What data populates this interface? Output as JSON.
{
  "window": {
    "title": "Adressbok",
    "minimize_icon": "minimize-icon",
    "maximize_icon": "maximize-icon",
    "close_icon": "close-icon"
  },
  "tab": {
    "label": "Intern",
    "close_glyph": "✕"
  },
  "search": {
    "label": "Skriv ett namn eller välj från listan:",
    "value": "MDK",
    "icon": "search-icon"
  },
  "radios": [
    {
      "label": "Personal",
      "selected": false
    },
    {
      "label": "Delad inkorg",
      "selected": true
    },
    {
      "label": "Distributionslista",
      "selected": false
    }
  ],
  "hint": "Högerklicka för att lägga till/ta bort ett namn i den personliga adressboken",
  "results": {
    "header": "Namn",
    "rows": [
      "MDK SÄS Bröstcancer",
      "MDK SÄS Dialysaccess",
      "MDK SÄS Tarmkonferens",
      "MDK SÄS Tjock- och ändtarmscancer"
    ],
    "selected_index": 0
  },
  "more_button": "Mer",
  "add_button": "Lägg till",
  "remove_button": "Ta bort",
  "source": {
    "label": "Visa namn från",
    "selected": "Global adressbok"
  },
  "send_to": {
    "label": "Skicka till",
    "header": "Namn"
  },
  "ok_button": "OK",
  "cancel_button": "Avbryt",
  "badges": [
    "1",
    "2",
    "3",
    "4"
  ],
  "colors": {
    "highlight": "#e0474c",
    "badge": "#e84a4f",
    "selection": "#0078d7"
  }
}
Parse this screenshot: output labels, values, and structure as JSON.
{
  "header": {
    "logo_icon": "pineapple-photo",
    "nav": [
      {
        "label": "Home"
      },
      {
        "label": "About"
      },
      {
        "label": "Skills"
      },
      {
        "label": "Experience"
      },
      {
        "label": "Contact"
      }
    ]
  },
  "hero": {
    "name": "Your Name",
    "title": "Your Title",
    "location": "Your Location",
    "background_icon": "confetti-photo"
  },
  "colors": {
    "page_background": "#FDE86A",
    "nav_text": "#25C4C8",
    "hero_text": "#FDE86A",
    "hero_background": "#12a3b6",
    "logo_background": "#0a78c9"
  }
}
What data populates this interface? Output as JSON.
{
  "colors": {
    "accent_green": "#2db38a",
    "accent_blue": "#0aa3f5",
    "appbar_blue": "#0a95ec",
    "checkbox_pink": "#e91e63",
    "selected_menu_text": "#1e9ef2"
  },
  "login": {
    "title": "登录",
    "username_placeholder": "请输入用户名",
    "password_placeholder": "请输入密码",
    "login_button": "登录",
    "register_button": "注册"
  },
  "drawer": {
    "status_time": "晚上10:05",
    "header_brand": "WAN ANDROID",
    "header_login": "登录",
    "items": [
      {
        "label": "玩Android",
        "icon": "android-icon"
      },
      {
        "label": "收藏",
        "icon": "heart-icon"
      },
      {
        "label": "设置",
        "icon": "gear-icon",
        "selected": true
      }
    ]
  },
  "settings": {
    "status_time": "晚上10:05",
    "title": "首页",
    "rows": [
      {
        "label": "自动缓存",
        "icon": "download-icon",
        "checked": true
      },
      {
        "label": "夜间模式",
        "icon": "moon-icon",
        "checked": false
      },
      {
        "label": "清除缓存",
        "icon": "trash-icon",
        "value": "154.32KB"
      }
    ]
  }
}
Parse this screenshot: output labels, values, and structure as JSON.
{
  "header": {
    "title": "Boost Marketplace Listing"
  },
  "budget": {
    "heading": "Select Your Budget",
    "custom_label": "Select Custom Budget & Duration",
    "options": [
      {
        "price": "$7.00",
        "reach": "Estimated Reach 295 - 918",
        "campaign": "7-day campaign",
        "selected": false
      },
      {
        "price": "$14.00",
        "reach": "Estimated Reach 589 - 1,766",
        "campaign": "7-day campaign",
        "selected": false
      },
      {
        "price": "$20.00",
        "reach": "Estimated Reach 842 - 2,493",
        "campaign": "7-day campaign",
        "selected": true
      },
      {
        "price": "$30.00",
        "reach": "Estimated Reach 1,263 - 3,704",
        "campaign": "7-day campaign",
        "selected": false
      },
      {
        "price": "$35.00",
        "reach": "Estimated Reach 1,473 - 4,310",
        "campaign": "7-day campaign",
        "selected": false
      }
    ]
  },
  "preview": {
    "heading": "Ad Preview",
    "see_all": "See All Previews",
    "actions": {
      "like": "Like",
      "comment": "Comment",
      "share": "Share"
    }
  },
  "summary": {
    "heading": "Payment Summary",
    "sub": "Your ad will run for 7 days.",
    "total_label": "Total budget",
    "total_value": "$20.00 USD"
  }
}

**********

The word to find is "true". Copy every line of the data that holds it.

      "selected": true
        "selected": true
        "checked": true
        "selected": true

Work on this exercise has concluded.